In September 2017, the Bodleian Library of Oxford University released a video clip in which the world announced the discovery. The experts then determined by radiocarbon method the age of the ancient Indian manuscript of Bakhshali, stored in the library. It turned out that three sheets of writing material from birch bark were created at very different times: they dated approximately 300, 700 and 900 years of our era.

This manuscript is interesting, in particular, in that it uses the zero symbol. If we assume that the whole manuscript was written in the times corresponding to the earliest dating, it appears that this is the oldest known use of such a symbol. However, according to the experts of the library, zero was used only as a digit in the decimal notation of the number, and not as a separate number, over which it is possible to perform arithmetic operations.

But now an international team of scientists led by the historian of mathematics Kim Plofker (Kim Plofker) published an article in the journal History of Science in South Asia, in which she put the voiced conclusions into question.

The researchers drew attention to the fact that the text on the sheets that received such different estimates of age does not at all look composed of fragments written at different times. The whole manuscript is a single coherent treatise. Moreover, it is written in the same handwriting. If you exclude versions with a dating error or a time machine, it turns out that the scribe did not live earlier than the most “young” part of Bakhshali was created. Simply, he used not only modern “for him” paper, but also more ancient.

Moreover, the dating of the entire manuscript by the end of the eighth century is consistent with other estimates of her age, based on historical documents.

If so, it turns out that the zero in the manuscript is 600 years younger than it was stated in the September releases. But, the authors console, it appears there as a full-fledged number, and not just as a symbol of an empty discharge. In particular, the treatise contains a phrase saying: “Add one to zero …”. This proves that the ancient mathematician understood zero as a number over which arithmetic operations can be performed.

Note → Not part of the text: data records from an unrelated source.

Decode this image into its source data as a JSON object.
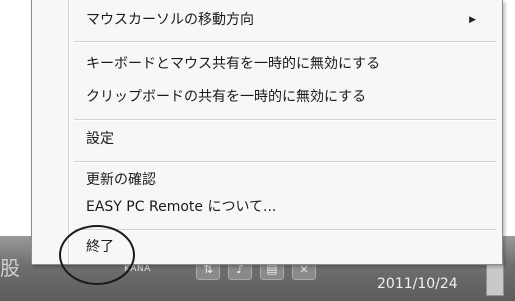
{
  "menu": {
    "items": [
      {
        "label": "マウスカーソルの移動方向",
        "submenu": true
      },
      {
        "label": "キーボードとマウス共有を一時的に無効にする"
      },
      {
        "label": "クリップボードの共有を一時的に無効にする"
      },
      {
        "label": "設定"
      },
      {
        "label": "更新の確認"
      },
      {
        "label": "EASY PC Remote について..."
      },
      {
        "label": "終了"
      }
    ],
    "submenu_arrow": "▶"
  },
  "taskbar": {
    "ime_label": "KANA",
    "date": "2011/10/24",
    "left_glyph": "股",
    "icons": [
      "network-icon",
      "volume-icon",
      "keyboard-icon",
      "power-icon"
    ]
  }
}
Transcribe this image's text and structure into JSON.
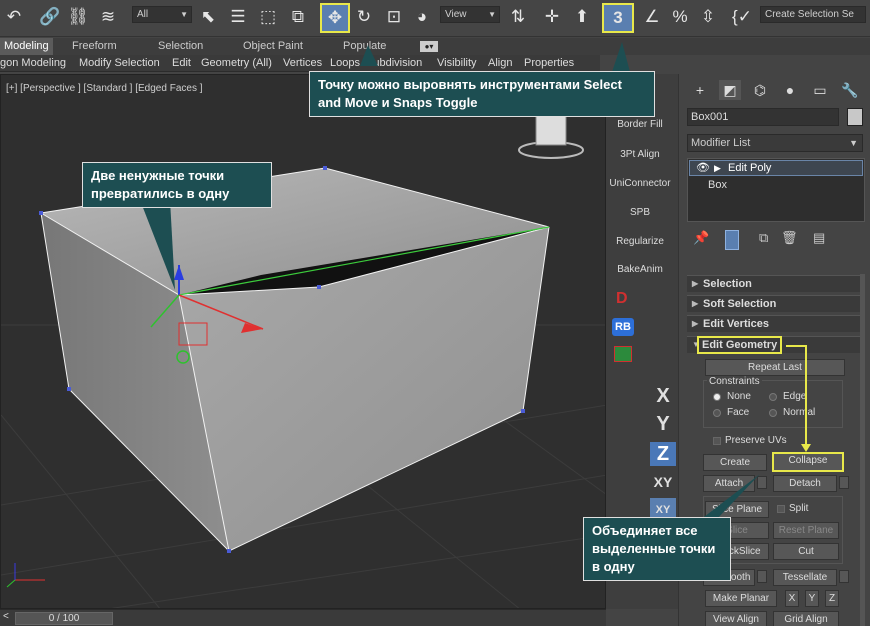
{
  "toolbar": {
    "filter_dropdown": "All",
    "view_dropdown": "View",
    "selection_set": "Create Selection Se",
    "icons": [
      "undo-icon",
      "link-icon",
      "unlink-icon",
      "bind-spacewarp-icon",
      "select-icon",
      "select-by-name-icon",
      "rect-selection-icon",
      "window-crossing-icon",
      "select-and-move-icon",
      "rotate-icon",
      "scale-icon",
      "placement-icon",
      "use-pivot-icon",
      "select-manipulate-icon",
      "keyboard-shortcut-icon",
      "snaps-toggle-icon",
      "angle-snap-icon",
      "percent-snap-icon",
      "spinner-snap-icon",
      "edit-named-sets-icon"
    ],
    "snaps_label": "3"
  },
  "ribbon": {
    "tabs": [
      "Modeling",
      "Freeform",
      "Selection",
      "Object Paint",
      "Populate"
    ],
    "active_tab": "Modeling",
    "panels": [
      "gon Modeling",
      "Modify Selection",
      "Edit",
      "Geometry (All)",
      "Vertices",
      "Loops",
      "Subdivision",
      "Visibility",
      "Align",
      "Properties"
    ]
  },
  "viewport": {
    "label": "[+] [Perspective ] [Standard ] [Edged Faces ]"
  },
  "strip": {
    "buttons": [
      "Border Fill",
      "3Pt Align",
      "UniConnector",
      "SPB",
      "Regularize",
      "BakeAnim"
    ],
    "rb_label": "RB",
    "d_label": "D",
    "axes": [
      "X",
      "Y",
      "Z",
      "XY",
      "XY"
    ]
  },
  "command_panel": {
    "object_name": "Box001",
    "modifier_list": "Modifier List",
    "stack": [
      "Edit Poly",
      "Box"
    ],
    "rollouts": [
      "Selection",
      "Soft Selection",
      "Edit Vertices",
      "Edit Geometry"
    ],
    "edit_geometry": {
      "repeat_last": "Repeat Last",
      "constraints_label": "Constraints",
      "constraints": [
        "None",
        "Edge",
        "Face",
        "Normal"
      ],
      "selected_constraint": "None",
      "preserve_uvs": "Preserve UVs",
      "create": "Create",
      "collapse": "Collapse",
      "attach": "Attach",
      "detach": "Detach",
      "slice_plane": "Slice Plane",
      "split": "Split",
      "slice": "Slice",
      "reset_plane": "Reset Plane",
      "quickslice": "QuickSlice",
      "cut": "Cut",
      "msmooth": "MSmooth",
      "tessellate": "Tessellate",
      "make_planar": "Make Planar",
      "x": "X",
      "y": "Y",
      "z": "Z",
      "view_align": "View Align",
      "grid_align": "Grid Align"
    }
  },
  "timeline": {
    "frame": "0 / 100"
  },
  "callouts": {
    "top": "Точку можно выровнять инструментами Select and Move и Snaps Toggle",
    "left": "Две ненужные точки превратились в одну",
    "bottom": "Объединяет все выделенные точки в одну"
  }
}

At the end of the article, the authors regret that the Bodleian library staff preferred to announce its result not through an article submitted to a scientific journal, where studies are subject to mandatory peer review and review, and through a press release to newspapers and videos on the YouTube resource.